In 2001 I had a Power Macintosh G3 Desktop and one of the projects I was doing with it was a book on the history of the bicycle. I was serious about that. I had collected extensive material, took pictures, made drawings and scanned them, and I wrote texts (in Italian), when the drive crashed and I lost all the files. It was a horrible feeling I remember to this day. The only drawing that I was able to save was the orthographic projection of my father’s Bianchi city bicycle (see the animation below). I did that with a Koh-I-Noor Rapidograph pen and a pencil on some translucent tracing paper.

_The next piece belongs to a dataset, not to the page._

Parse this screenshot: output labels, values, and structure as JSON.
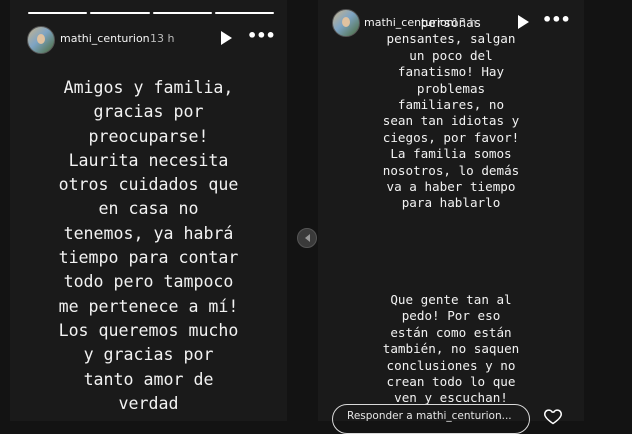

My father’s bicycle had an elegant aura, I think I saw it as an artwork somehow. The bicycle was also my mother’s father’s favorite transportation in town, and I remember him customizing the back with a wood crate (painted the same color of the bicycle) to carry stuff. When I was a child, he was taking me for short rides on a front seat. “I thought of it while riding my bicycle,” remains one of Einstein’s most renowned quotes. I guess I also thought early in my life the bicycle was relatively fantastic…
A bicycle is a remarkable feat of engineering — it can carry ten times or more of its own weight and uses energy very efficiently, yet a seven-year-old can master its mechanics. Indeed, it’s the first machine many of us ever take apart and successfully (or not) reassemble. There’s something about its lines, some feeling inherent in its circles and curves that appeals to us. Our longing for a shiny new bicycle lives somewhere beyond practical.
We never forget how to ride a bike, so the saying goes, and it’s so true that it seems an oddity of humanity… Teaching a child to ride is to confront the central difficulty of parenting: how much support versus how much freedom? To my great surprise, my son started to ride the bicycle without training wheels at the age of 3½, in Texas, in the front yard. My parents also told me I had learned in a similar place, a gentle slope with grass.
Like all aerobic sports, cycling releases endorphins (endorphins act on the opiate receptors in our brains, they reduce pain and boost pleasure, resulting in a feeling of well-being). But there’s some evidence that the rhythm of pedaling itself helps the brain mimic the calming and restorative state of deep meditation. The bicycle is an equalizer: it opens its magic to any of us. Its smooth circular motion soothes damaged knees and welcomes those who can’t participate in impact or torsional sports. Riding allows us to see the wondrous outdoors and to contemplate our place in it.
Material: Koh-I-Noor Rapidograph pen, pencil.